Dave Nalle is Executive Director of the Texas Liberty Foundation, Chairman of the Center for Foreign and Defense Policy, South Central Regional Director for the Republican Liberty Caucus and an advisory board member at the Coalition to Reduce Spending. He was Texas State Director for the Gary Johnson Presidential campaign, an adviser to the Ted Cruz senatorial campaign, Communications Director for the Travis County Republican Party and National Chairman of the Republican Liberty Caucus. He has also consulted on many political campaigns, specializing in messaging. Before focusing on political activism, he owned or was a partner in several businesses in the publishing industry and taught college-level history for 20 years.
  • Igor

    Hopeless. The American right will destroy itself by spiraling down into an ever more shrill and exclusive paranoid few. Nothing can save them they are doomed.
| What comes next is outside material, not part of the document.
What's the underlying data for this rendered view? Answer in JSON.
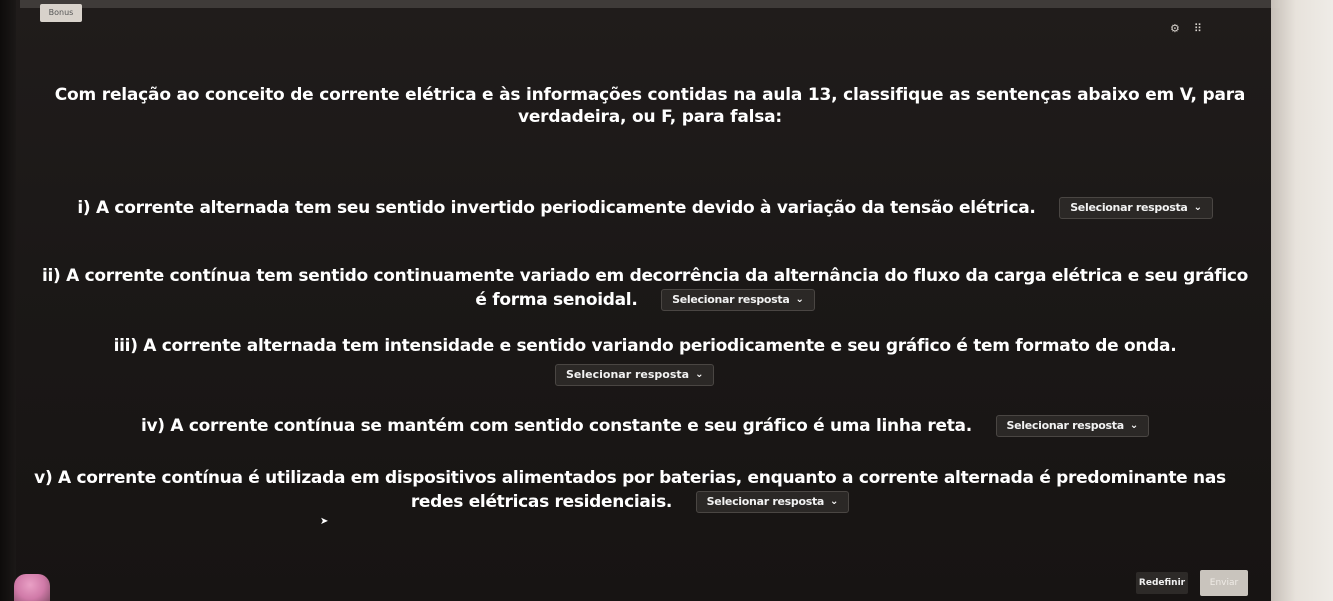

Bu they’ll do a lot of damage to the USA while they’re doing it.

  • …This is especially true when the party’s top leaders went out of their way to alienate minority groups within the party and trample all over party rules at the national convention,

    The only way to rectify this is to divorce themselves from the tea party, religious zealots, and to buy themselves back from the NRA

    I found this article oddly interesting…
    kudos Dave